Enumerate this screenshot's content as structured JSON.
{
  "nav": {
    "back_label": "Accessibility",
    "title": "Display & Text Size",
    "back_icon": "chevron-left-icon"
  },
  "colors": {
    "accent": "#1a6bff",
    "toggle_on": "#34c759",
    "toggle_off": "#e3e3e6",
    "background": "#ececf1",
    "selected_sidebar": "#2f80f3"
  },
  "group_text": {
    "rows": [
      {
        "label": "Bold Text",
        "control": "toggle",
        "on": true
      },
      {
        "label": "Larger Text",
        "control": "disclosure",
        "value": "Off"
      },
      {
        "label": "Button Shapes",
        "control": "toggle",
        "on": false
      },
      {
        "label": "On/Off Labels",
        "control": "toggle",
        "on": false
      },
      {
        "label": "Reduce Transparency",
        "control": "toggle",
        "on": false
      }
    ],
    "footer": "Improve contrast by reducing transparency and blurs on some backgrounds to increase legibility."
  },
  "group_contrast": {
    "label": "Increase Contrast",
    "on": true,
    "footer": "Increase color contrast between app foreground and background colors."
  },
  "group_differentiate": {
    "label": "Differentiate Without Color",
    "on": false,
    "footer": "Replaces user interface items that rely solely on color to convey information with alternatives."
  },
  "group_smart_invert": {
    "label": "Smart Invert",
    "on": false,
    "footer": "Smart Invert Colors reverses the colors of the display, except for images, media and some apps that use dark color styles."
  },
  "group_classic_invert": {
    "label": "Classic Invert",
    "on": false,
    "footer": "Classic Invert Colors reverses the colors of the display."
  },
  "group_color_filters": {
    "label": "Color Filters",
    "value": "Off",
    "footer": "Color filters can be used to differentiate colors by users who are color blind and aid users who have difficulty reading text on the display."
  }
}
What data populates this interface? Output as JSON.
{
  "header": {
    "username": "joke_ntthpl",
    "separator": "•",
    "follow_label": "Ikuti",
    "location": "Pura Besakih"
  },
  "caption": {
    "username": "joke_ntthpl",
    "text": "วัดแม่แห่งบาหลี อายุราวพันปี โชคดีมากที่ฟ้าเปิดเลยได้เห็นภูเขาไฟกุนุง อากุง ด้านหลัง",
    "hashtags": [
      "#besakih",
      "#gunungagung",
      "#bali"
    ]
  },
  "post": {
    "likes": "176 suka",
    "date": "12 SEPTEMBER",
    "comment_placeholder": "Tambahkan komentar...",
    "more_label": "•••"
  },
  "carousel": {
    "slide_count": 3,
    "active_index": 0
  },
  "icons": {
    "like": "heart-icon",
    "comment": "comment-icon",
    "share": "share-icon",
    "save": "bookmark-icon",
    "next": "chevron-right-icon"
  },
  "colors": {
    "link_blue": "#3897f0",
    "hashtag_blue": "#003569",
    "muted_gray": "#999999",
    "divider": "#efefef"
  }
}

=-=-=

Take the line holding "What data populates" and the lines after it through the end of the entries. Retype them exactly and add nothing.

Response area
What data populates this interface? Output as JSON.
{
  "header": {
    "username": "joke_ntthpl",
    "separator": "•",
    "follow_label": "Ikuti",
    "location": "Pura Besakih"
  },
  "caption": {
    "username": "joke_ntthpl",
    "text": "วัดแม่แห่งบาหลี อายุราวพันปี โชคดีมากที่ฟ้าเปิดเลยได้เห็นภูเขาไฟกุนุง อากุง ด้านหลัง",
    "hashtags": [
      "#besakih",
      "#gunungagung",
      "#bali"
    ]
  },
  "post": {
    "likes": "176 suka",
    "date": "12 SEPTEMBER",
    "comment_placeholder": "Tambahkan komentar...",
    "more_label": "•••"
  },
  "carousel": {
    "slide_count": 3,
    "active_index": 0
  },
  "icons": {
    "like": "heart-icon",
    "comment": "comment-icon",
    "share": "share-icon",
    "save": "bookmark-icon",
    "next": "chevron-right-icon"
  },
  "colors": {
    "link_blue": "#3897f0",
    "hashtag_blue": "#003569",
    "muted_gray": "#999999",
    "divider": "#efefef"
  }
}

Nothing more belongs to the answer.